Adding art to a daily calendar allows me to paint more. Adding prayer/worship/meditation to my calendar, allows me to give my spirit time and energy. Being unemployed — while ridiculously embarrassing and unexpected at this juncture — is something that has me assessing my life (never a bad thing, when coupled with action). If I start to sell these paintings, this CAN be a living, so perhaps that will be the silver lining in this meager financial picture. A big dream? Yes. Will the world embrace it? Maybe; maybe not.
Plans go awry and maybe they should. I had a great day that included quality time with mom and my dog, a doctor visit (hallelujah), dinner with an old friend (a friendship that survives starts and stops; and her new friend/now my friend). And my very last stop, after a text from my guy buds, even allowed me to fit in a fun game of darts and sharing the paintings with youngins — evangelism of sorts at the Wing Wednesday minus the wings (I’d eaten).
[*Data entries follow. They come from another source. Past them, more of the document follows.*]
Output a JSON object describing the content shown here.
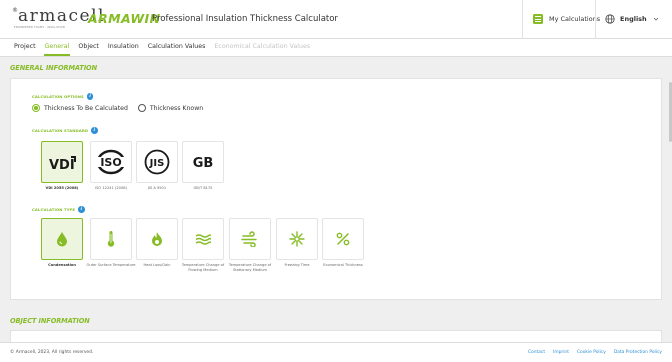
{
  "header": {
    "logo": {
      "registered": "®",
      "word": "armacell",
      "tagline": "ENGINEERED FOAMS · INSULATION"
    },
    "brand": "ARMAWIN",
    "app_title": "Professional Insulation Thickness Calculator",
    "my_calculations": {
      "label": "My Calculations",
      "icon": "calculator-icon"
    },
    "language": {
      "label": "English",
      "icon": "globe-icon",
      "chevron": "chevron-down-icon"
    }
  },
  "tabs": [
    {
      "label": "Project",
      "state": "normal"
    },
    {
      "label": "General",
      "state": "active"
    },
    {
      "label": "Object",
      "state": "normal"
    },
    {
      "label": "Insulation",
      "state": "normal"
    },
    {
      "label": "Calculation Values",
      "state": "normal"
    },
    {
      "label": "Economical Calculation Values",
      "state": "disabled"
    }
  ],
  "general": {
    "title": "GENERAL INFORMATION",
    "options": {
      "label": "CALCULATION OPTIONS",
      "choices": [
        {
          "label": "Thickness To Be Calculated",
          "selected": true
        },
        {
          "label": "Thickness Known",
          "selected": false
        }
      ]
    },
    "standard": {
      "label": "CALCULATION STANDARD",
      "items": [
        {
          "logo": "VDI",
          "caption": "VDI 2055 (2008)",
          "selected": true
        },
        {
          "logo": "ISO",
          "caption": "ISO 12241 (2008)",
          "selected": false
        },
        {
          "logo": "JIS",
          "caption": "JIS A 9501",
          "selected": false
        },
        {
          "logo": "GB",
          "caption": "GB/T 8175",
          "selected": false
        }
      ]
    },
    "type": {
      "label": "CALCULATION TYPE",
      "items": [
        {
          "icon": "water-drop-icon",
          "caption": "Condensation",
          "selected": true
        },
        {
          "icon": "thermometer-icon",
          "caption": "Outer Surface Temperature",
          "selected": false
        },
        {
          "icon": "flame-icon",
          "caption": "Heat Loss/Gain",
          "selected": false
        },
        {
          "icon": "flowing-medium-icon",
          "caption": "Temperature Change of Flowing Medium",
          "selected": false
        },
        {
          "icon": "stationary-medium-icon",
          "caption": "Temperature Change of Stationary Medium",
          "selected": false
        },
        {
          "icon": "snowflake-icon",
          "caption": "Freezing Time",
          "selected": false
        },
        {
          "icon": "percent-icon",
          "caption": "Economical Thickness",
          "selected": false
        }
      ]
    }
  },
  "object": {
    "title": "OBJECT INFORMATION"
  },
  "footer": {
    "copyright": "© Armacell, 2023, All rights reserved.",
    "links": [
      "Contact",
      "Imprint",
      "Cookie Policy",
      "Data Protection Policy"
    ]
  },
  "colors": {
    "accent": "#86bc25",
    "info": "#2d8fd5",
    "selected_bg": "#eef5df"
  }
}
Last but not least, a Consecration Prayer to Mary:
Hail, White Lily of the ever peaceful and glorious Trinity! Hail Vermilion Rose, the Delight of Heaven, of whom, the King of Heaven was born, and by whose milk He was nourished! Do thou forever feed our souls by the effusions of your divine influences.
Off to paint and to buy fish for dinner.